--- ACTIVITY ---
Below are some entries. Copy each line that holds the string "Create".

Dataset rows for apps and sites:

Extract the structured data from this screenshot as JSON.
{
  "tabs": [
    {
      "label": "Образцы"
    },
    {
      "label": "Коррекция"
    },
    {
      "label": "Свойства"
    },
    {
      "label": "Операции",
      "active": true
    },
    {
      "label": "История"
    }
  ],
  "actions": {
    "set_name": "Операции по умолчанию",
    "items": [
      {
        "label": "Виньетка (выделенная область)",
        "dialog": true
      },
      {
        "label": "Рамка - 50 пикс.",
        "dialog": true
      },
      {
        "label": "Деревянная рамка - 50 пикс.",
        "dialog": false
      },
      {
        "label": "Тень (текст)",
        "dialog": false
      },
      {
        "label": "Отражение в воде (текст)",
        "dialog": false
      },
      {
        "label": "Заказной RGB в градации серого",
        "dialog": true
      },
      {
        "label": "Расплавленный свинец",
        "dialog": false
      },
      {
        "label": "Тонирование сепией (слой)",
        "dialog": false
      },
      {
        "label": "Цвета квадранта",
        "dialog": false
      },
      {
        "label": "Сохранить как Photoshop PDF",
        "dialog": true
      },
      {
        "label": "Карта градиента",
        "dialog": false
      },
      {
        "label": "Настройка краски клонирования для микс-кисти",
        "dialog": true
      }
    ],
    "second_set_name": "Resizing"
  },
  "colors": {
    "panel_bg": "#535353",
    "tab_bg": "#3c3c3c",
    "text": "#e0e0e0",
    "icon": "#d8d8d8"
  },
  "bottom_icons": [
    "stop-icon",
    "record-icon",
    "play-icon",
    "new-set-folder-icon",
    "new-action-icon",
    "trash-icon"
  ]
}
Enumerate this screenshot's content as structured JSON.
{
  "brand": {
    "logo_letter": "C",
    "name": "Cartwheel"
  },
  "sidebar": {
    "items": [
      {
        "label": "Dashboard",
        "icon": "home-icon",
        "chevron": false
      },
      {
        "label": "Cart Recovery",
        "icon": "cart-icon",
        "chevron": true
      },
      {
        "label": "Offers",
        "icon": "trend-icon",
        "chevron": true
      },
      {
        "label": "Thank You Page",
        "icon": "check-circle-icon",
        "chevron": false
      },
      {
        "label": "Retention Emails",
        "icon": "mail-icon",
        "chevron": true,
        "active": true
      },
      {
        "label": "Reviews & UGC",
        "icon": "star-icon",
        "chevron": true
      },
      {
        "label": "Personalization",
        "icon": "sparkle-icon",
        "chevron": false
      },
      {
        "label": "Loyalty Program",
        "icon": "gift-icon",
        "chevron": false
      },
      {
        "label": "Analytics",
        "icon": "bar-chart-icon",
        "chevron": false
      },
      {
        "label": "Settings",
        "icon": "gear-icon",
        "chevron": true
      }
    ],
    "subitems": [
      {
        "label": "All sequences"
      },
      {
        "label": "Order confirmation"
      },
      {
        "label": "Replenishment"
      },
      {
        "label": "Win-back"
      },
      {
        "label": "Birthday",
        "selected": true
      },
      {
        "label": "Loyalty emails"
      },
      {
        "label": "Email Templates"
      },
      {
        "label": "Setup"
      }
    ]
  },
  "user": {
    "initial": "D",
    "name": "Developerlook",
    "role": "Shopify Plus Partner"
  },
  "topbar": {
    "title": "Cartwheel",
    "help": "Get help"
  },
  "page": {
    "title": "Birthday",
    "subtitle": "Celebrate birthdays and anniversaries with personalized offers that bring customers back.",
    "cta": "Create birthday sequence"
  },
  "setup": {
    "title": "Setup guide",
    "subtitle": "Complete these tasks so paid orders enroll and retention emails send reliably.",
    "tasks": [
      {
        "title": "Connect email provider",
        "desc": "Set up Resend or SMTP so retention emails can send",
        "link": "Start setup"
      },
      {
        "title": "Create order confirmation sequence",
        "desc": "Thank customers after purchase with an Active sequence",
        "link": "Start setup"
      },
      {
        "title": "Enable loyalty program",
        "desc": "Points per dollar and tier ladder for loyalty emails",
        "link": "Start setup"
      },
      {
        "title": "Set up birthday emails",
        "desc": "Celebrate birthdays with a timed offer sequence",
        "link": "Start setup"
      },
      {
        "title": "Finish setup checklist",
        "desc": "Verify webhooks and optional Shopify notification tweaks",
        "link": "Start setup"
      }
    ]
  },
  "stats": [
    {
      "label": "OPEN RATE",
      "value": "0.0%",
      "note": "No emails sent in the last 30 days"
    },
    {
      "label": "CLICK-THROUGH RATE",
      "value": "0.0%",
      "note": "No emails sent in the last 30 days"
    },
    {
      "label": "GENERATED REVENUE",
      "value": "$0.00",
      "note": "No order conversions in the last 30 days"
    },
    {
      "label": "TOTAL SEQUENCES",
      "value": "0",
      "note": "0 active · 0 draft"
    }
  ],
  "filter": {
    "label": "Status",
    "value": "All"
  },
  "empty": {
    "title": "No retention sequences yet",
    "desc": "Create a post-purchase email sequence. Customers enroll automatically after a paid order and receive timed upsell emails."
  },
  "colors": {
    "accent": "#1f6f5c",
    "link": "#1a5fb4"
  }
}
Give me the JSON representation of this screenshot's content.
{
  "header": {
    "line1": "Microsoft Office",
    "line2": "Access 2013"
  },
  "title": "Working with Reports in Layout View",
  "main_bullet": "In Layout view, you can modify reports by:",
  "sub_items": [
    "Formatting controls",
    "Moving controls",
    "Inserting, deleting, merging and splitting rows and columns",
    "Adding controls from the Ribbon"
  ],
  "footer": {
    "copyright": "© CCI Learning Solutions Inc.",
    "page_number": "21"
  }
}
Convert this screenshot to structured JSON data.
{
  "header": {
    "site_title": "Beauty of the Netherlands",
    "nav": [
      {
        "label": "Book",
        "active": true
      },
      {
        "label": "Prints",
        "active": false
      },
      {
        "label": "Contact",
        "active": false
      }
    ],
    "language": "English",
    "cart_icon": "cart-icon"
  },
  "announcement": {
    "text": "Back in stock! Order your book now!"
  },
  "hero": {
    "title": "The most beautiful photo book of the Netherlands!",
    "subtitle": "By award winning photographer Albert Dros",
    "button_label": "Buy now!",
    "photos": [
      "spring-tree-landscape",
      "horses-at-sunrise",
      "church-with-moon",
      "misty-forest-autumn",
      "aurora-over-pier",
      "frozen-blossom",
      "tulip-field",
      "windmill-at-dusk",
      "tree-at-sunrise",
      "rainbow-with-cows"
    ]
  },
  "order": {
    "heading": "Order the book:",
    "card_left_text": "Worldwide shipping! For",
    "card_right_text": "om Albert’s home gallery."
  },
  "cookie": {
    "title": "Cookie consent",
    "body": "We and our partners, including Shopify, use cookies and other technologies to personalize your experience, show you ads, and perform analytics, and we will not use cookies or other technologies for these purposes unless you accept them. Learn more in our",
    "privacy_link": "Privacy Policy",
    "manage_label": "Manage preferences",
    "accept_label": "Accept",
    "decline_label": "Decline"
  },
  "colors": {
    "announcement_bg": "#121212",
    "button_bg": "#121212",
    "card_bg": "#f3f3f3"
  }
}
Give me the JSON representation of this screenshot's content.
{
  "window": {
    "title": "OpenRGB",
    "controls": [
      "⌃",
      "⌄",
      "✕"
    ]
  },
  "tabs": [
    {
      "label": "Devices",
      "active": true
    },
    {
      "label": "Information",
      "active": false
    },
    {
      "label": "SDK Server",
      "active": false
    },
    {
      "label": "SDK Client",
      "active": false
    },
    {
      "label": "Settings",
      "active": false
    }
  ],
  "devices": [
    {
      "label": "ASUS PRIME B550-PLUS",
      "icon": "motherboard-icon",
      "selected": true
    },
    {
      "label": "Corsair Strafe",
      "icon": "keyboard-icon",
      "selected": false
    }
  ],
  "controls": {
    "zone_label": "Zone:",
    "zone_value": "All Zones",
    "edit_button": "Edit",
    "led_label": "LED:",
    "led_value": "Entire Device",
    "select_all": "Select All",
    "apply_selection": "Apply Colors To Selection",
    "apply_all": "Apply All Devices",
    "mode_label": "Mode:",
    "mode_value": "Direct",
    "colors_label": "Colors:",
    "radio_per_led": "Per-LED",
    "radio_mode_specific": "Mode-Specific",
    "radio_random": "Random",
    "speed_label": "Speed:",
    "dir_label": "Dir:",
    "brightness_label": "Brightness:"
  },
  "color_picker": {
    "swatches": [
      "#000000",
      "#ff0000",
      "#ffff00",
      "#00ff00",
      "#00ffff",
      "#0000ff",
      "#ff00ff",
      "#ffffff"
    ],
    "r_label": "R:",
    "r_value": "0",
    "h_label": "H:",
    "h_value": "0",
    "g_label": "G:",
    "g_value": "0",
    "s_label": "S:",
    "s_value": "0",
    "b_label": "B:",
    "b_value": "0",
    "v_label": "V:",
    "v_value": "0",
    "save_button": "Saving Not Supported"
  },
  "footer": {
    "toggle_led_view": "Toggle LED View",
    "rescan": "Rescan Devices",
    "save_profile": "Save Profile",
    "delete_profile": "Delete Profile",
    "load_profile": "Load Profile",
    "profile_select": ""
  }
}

--- EXERCISE OUTPUT ---
    "cta": "Create birthday sequence"
        "title": "Create order confirmation sequence",
    "desc": "Create a post-purchase email sequence. Customers enroll automatically after a paid order and receive timed upsell emails."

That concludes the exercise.